Records for the task
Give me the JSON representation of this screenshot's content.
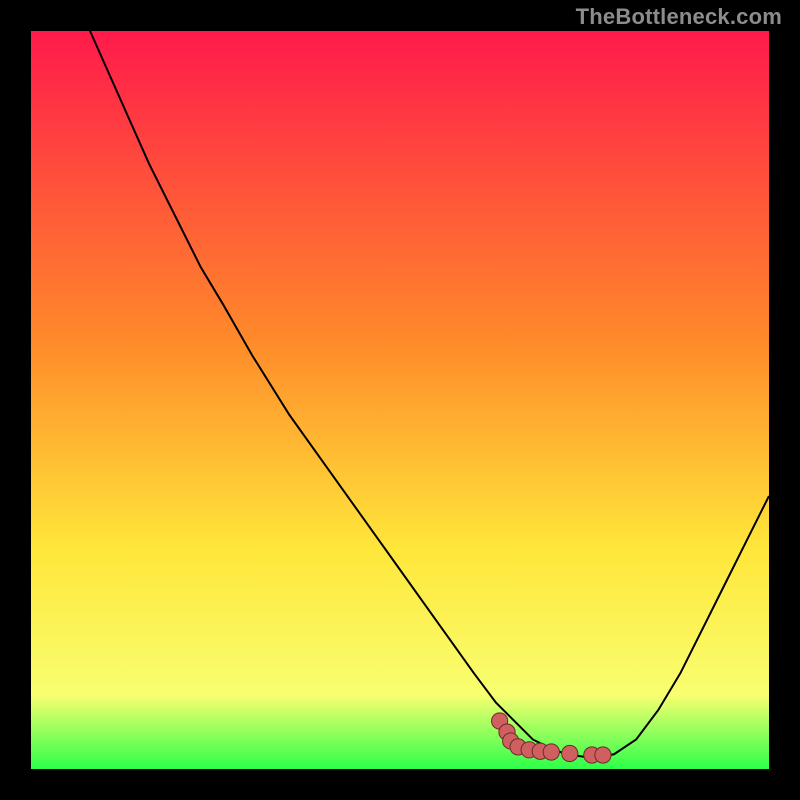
{
  "watermark": {
    "text": "TheBottleneck.com"
  },
  "colors": {
    "frame_bg": "#000000",
    "curve": "#000000",
    "marker_fill": "#d06060",
    "marker_stroke": "#6b2a2a",
    "grad_top": "#ff1a4b",
    "grad_mid1": "#ff8a2a",
    "grad_mid2": "#ffe63a",
    "grad_mid3": "#f8ff70",
    "grad_bot": "#2dff4a"
  },
  "chart_data": {
    "type": "line",
    "title": "",
    "xlabel": "",
    "ylabel": "",
    "xlim": [
      0,
      100
    ],
    "ylim": [
      0,
      100
    ],
    "grid": false,
    "legend": false,
    "series": [
      {
        "name": "curve",
        "x": [
          8,
          12,
          16,
          20,
          23,
          26,
          30,
          35,
          40,
          45,
          50,
          55,
          60,
          63,
          66,
          68,
          70,
          72,
          74,
          76,
          79,
          82,
          85,
          88,
          91,
          94,
          97,
          100
        ],
        "y": [
          100,
          91,
          82,
          74,
          68,
          63,
          56,
          48,
          41,
          34,
          27,
          20,
          13,
          9,
          6,
          4,
          3,
          2.2,
          1.8,
          1.5,
          2,
          4,
          8,
          13,
          19,
          25,
          31,
          37
        ]
      }
    ],
    "markers": {
      "name": "highlight",
      "note": "discrete marker points near the curve minimum",
      "points": [
        {
          "x": 63.5,
          "y": 6.5
        },
        {
          "x": 64.5,
          "y": 5.0
        },
        {
          "x": 65.0,
          "y": 3.8
        },
        {
          "x": 66.0,
          "y": 3.0
        },
        {
          "x": 67.5,
          "y": 2.6
        },
        {
          "x": 69.0,
          "y": 2.4
        },
        {
          "x": 70.5,
          "y": 2.3
        },
        {
          "x": 73.0,
          "y": 2.1
        },
        {
          "x": 76.0,
          "y": 1.9
        },
        {
          "x": 77.5,
          "y": 1.9
        }
      ]
    }
  }
}
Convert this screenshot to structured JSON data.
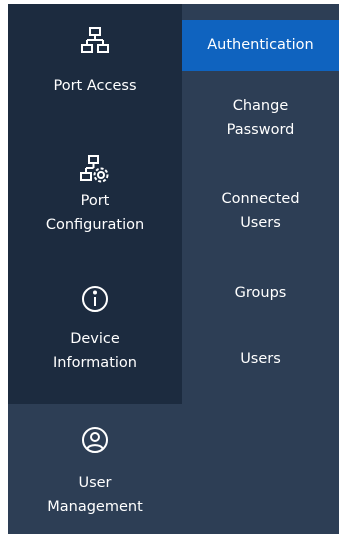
{
  "nav": {
    "items": [
      {
        "label": "Port Access",
        "icon": "network-hierarchy-icon"
      },
      {
        "label": "Port\nConfiguration",
        "icon": "network-settings-icon"
      },
      {
        "label": "Device\nInformation",
        "icon": "info-icon"
      },
      {
        "label": "User\nManagement",
        "icon": "user-circle-icon"
      }
    ]
  },
  "submenu": {
    "items": [
      {
        "label": "Authentication",
        "active": true
      },
      {
        "label": "Change\nPassword",
        "active": false
      },
      {
        "label": "Connected\nUsers",
        "active": false
      },
      {
        "label": "Groups",
        "active": false
      },
      {
        "label": "Users",
        "active": false
      }
    ]
  },
  "colors": {
    "left_panel": "#1c2b3f",
    "right_panel": "#2d3e55",
    "active_item": "#0f63bf",
    "text": "#ffffff"
  }
}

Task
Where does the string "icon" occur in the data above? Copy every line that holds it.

Response for this exercise
        "icon": "network-hierarchy-icon"
        "icon": "network-settings-icon"
        "icon": "info-icon"
        "icon": "user-circle-icon"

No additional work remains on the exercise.